CanCan is an authorization solution for Ruby on Rails. This restricts what a given user is allowed to access throughout the application. It is completely decoupled from any role based implementation and focusses on keeping permission logic in a single location (the Ability class) so it is not duplicated across controllers, views, and database queries.
CanCan is provided as a gem. Simply include it in the environment.rb for Rails 2.3.
Or the Gemfile in Rails 3.
Alternatively it can be installed as a plugin.
script/plugin install git://github.com/ryanb/cancan.git
First, define a class called Ability in “models/ability.rb”. It should look something like this.
class Ability include CanCan::Ability def initialize(user) if user.admin? can :manage, :all else can :read, :all end end end
This is where all permissions will go. See the “Defining Abilities” section below for more information.
The current user's permissions can be accessed using the “can?” and “cannot?” methods in the view and controller.
<% if can? :update, @article %> <%= link_to "Edit", edit_article_path(@article) %> <% end %>
See Checking Abilities for more information
The “authorize!” method in the controller will raise an exception if the user is not able to perform the given action.
def show @article = Article.find(params[:id]) authorize! :read, @article end
Setting this for every action can be tedious, therefore the load_and_authorize_resource method is provided to automatically authorize all actions in a RESTful style resource controller. It will use a before filter to load the resource into an instance variable and authorize it for each action.
class ArticlesController < ApplicationController load_and_authorize_resource def show # @article is already loaded and authorized end end
See Authorizing Controller Actions for more information
If the user authorization fails, a CanCan::AccessDenied exception will be raised. You can catch this and modify its behavior in the ApplicationController.
class ApplicationController < ActionController::Base rescue_from CanCan::AccessDenied do |exception| flash[:error] = exception.message redirect_to root_url end end
See Exception Handling for more information.
As shown above, the Ability class is where all user permissions are defined. The user model is passed into the initialize method so the permissions can be modified based on any user attributes. CanCan makes no assumptions about how roles are handled in your application. See Role Based Authorization for an example.

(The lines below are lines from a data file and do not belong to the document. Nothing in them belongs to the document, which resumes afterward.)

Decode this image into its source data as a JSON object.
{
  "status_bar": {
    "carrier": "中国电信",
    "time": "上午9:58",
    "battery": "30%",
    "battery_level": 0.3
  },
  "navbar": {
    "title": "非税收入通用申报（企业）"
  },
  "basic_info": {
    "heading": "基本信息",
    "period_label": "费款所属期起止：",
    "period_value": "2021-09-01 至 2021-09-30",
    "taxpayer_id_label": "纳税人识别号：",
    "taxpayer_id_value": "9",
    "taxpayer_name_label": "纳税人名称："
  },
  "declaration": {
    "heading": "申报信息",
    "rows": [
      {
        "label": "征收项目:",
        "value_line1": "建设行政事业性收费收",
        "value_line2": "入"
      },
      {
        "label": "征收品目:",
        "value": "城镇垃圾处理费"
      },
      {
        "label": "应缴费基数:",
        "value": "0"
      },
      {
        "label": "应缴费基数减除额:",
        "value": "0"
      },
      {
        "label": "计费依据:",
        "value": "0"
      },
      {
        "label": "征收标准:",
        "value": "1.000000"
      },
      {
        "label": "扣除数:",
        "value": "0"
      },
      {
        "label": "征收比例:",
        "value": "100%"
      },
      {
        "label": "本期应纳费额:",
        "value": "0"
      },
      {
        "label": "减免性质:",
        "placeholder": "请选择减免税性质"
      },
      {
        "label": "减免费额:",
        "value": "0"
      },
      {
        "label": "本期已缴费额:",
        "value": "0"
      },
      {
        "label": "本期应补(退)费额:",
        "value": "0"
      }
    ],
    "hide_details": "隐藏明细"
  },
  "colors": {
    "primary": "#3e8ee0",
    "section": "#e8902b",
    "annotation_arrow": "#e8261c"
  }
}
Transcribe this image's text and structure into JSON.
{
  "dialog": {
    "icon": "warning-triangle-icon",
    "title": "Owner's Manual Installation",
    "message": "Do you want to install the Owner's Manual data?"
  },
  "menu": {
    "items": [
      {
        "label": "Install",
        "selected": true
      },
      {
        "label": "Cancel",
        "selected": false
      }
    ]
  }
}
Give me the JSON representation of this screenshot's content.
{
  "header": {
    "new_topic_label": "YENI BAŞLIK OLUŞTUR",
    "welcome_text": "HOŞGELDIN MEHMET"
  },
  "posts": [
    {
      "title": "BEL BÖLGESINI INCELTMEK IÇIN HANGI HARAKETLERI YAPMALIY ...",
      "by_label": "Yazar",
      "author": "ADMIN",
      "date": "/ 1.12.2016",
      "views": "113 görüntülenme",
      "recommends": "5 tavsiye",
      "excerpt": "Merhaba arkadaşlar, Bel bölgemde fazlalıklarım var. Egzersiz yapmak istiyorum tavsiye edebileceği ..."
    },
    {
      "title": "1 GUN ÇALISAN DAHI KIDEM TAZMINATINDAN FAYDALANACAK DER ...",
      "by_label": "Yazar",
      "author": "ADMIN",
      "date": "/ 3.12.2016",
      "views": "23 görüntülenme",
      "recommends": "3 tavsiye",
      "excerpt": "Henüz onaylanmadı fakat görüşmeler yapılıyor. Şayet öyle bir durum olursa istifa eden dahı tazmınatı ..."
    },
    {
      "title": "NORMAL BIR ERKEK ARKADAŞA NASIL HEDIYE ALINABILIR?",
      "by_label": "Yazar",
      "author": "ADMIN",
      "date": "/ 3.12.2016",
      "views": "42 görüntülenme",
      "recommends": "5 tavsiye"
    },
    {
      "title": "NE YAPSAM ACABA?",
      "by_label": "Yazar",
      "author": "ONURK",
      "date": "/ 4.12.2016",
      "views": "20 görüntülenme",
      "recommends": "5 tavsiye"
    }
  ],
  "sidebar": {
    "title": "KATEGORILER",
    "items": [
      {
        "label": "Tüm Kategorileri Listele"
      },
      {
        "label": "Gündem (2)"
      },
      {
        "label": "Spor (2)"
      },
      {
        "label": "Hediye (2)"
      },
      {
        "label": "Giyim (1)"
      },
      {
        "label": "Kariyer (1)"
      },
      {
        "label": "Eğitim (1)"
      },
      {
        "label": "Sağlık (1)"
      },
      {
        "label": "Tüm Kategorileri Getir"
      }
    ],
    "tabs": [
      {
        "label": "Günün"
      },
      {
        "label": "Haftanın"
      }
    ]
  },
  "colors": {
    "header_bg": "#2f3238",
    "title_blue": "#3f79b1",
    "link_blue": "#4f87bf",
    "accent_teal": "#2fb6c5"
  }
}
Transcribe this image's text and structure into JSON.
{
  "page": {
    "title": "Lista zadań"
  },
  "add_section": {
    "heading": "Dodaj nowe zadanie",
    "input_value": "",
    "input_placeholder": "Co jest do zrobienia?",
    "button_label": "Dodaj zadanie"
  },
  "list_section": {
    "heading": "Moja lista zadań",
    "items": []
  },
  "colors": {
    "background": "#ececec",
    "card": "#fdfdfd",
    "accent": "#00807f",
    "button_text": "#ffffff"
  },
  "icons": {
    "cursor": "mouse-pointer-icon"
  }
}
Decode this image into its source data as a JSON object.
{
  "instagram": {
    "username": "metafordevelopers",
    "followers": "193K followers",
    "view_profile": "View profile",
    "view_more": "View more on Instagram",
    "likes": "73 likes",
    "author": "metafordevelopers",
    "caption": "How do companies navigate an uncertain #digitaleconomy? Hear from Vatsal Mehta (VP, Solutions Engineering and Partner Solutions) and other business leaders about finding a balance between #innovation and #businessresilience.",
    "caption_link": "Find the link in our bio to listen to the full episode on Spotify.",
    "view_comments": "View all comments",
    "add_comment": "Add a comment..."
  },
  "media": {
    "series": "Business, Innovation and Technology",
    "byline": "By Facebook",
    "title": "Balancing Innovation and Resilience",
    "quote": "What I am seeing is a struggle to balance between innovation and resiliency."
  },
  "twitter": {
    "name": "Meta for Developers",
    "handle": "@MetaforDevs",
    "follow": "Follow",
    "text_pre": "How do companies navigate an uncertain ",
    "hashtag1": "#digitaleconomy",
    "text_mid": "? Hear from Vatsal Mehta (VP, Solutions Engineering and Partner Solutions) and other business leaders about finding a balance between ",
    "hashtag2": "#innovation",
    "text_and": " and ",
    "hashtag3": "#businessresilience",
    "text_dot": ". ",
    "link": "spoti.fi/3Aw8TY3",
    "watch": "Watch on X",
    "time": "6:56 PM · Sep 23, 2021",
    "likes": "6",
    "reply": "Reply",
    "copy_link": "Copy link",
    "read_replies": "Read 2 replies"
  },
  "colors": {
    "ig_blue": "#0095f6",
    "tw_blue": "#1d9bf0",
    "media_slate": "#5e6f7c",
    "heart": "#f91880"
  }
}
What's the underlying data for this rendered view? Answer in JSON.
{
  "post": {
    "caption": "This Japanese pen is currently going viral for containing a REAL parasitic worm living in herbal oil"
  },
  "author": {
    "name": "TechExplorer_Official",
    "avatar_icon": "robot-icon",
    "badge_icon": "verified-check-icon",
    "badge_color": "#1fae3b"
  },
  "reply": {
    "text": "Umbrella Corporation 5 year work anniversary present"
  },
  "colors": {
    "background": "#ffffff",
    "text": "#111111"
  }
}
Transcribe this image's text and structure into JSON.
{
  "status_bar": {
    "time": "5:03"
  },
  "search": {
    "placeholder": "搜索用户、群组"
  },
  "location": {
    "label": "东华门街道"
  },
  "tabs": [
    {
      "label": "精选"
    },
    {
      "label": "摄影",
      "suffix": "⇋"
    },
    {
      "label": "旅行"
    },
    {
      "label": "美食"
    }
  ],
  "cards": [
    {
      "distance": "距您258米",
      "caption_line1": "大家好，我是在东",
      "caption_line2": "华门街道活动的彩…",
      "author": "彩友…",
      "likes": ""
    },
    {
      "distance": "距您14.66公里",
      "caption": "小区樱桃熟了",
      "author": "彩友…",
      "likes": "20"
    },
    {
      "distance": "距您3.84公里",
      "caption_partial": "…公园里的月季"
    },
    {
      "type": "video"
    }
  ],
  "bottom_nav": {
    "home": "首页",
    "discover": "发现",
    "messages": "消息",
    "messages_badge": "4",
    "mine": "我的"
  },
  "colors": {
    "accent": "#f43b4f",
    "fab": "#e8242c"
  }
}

The can method is used to define permissions and requires two arguments. The first one is the action you're setting the permission for, the second one is the class of object you're setting it on.
can :update, Article
You can pass an array for either of these parameters to match any one. In this case the user will have the ability to update or destroy both articles and comments.
can [:update, :destroy], [Article, Comment]
Use :manage to represent any action and :all to represent any class. Here are some examples.
can :manage, Article # has permissions to do anything to articles can :read, :all # has permission to read any model can :manage, :all # has permission to do anything to any model
You can pass a hash of conditions as the third argument to further restrict what the user is able to access. Here the user will only have permission to read active projects which he owns.
can :read, Project, :active => true, :user_id => user.id
See Defining Abilities with Hashes for more information.
Blocks can also be used if you need more control.
can :update, Project do |project| project && project.groups.include?(user.group) end
If the block returns true then the user has that :update ability for that project, otherwise he will be denied access. See Defining Abilities with Blocks for more information.
You will usually be working with four actions when defining and checking permissions: :read, :create, :update, :destroy. These aren't the same as the 7 RESTful actions in Rails. CanCan automatically adds some default aliases for mapping those actions.
alias_action :index, :show, :to => :read alias_action :new, :to => :create alias_action :edit, :to => :update
Notice the edit action is aliased to update. If the user is able to update a record he also has permission to edit it. You can define your own aliases in the Ability class
alias_action :update, :destroy, :to => :modify can :modify, Comment can? :update, Comment # => true
See Custom Actions for information on adding other actions.
In the controller index action you may want to fetch only the records which the user has permission to read. You can do this with the accessible_by scope.
@articles = Article.accessible_by(current_ability)
See Fetching Records for more information.